  35. Diabetes Mellitus • Impaired insulin signaling leads to abnormally high blood glucose levels • In adults, two types of diabetes can be distinguished • Type 1: Insulin deficiency, usually due to the destruction of -cells • Type 2: Insulin resistance, usually due to defective insulin receptors • Treatments for the two types are different • Type 1: Administer insulin when blood glucose is raising • Type 2: Weight loss and increased physical activity are likely to offer cure as long as insulin secretion from pancreas is normal • High blood glucose increases risk of cardiovascular disease, renal failure, and damage to small blood vessels and nerves • Molecular mechanism of damage often involves glycosylation of proteins

  36. Treatments for Type-2 Diabetes Mellitus • Large studies from 2008 suggest that control of blood glucose with medications reduces the risk of kidney damage but has little effect on cardiovascular disease • Pooled analysis of 42 controlled clinical trials suggested that Avandia patientsface 30-40% greater risk of heart attack; the drug carries a black-box warning now

  37. Leptin and Control of Body Mass • Leptin signals to the brain that the body does not need any more food

  38. Hypothalamic Regulation of Food Intake • Beta 3 Adrenergic Receptor

  39. Hormones that Control Eating
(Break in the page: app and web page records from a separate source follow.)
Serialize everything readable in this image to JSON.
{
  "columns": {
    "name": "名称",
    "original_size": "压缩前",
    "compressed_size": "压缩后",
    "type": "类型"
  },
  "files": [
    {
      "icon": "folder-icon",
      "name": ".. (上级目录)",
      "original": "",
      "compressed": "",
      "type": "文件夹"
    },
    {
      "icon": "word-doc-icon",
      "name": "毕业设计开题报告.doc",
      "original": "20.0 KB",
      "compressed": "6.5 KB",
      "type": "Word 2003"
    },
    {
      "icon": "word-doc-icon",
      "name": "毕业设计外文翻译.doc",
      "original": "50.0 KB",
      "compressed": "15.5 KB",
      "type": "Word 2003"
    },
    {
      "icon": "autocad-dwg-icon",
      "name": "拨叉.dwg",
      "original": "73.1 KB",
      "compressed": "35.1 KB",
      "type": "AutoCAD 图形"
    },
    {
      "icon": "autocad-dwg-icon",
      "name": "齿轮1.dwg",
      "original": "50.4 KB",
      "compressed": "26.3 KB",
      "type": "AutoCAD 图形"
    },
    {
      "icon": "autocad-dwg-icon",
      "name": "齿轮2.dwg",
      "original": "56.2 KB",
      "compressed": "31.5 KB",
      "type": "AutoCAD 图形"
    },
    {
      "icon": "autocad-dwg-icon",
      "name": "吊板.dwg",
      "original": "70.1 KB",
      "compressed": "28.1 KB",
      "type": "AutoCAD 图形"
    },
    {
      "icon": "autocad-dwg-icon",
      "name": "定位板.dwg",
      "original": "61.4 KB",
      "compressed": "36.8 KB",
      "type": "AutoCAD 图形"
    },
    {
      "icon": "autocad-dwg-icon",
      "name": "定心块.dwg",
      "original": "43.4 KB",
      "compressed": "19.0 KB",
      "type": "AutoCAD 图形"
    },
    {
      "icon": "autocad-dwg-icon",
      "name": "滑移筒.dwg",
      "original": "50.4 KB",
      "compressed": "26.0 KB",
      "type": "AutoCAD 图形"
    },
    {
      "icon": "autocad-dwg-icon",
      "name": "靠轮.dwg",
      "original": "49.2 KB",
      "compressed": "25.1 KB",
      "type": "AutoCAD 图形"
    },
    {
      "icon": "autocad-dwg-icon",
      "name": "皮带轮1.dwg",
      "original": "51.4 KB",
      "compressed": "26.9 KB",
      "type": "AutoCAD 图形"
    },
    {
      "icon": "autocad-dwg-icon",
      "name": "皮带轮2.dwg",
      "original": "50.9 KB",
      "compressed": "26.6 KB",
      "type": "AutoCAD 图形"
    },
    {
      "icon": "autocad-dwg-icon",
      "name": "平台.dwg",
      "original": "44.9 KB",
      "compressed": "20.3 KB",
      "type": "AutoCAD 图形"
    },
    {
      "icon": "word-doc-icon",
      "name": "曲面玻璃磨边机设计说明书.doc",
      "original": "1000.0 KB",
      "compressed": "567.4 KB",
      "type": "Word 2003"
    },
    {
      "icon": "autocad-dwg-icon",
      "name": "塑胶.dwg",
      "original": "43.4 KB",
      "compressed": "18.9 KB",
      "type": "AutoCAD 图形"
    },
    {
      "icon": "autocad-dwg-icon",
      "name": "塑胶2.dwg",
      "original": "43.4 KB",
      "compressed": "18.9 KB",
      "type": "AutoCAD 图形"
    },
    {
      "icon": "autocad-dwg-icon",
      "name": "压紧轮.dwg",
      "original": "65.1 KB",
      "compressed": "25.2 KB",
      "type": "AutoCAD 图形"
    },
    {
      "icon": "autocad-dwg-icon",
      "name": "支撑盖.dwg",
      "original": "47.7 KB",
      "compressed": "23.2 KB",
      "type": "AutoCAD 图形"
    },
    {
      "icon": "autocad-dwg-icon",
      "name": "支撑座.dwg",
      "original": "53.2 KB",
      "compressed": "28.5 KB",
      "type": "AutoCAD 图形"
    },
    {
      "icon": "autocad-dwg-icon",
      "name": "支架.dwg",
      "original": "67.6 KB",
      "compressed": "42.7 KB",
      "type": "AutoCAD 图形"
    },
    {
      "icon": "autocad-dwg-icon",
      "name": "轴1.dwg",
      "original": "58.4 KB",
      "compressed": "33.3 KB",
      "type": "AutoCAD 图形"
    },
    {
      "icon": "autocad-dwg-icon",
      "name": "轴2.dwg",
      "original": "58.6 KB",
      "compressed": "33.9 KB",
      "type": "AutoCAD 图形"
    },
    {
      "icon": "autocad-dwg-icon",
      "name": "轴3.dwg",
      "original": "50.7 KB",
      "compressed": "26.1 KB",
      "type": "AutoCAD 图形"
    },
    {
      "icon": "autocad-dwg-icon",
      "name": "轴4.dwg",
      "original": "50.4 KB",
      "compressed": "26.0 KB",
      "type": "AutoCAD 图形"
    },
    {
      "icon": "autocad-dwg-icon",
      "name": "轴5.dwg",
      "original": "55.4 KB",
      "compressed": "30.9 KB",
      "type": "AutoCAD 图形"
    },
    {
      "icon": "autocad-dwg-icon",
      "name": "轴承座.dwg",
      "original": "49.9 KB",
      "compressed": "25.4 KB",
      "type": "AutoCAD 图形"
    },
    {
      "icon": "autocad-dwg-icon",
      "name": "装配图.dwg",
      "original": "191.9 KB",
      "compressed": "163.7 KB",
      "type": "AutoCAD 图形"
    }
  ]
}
  40. JAK-STAT mechanism of leptin signal transduction

  41. Possible mechanism for cross-talk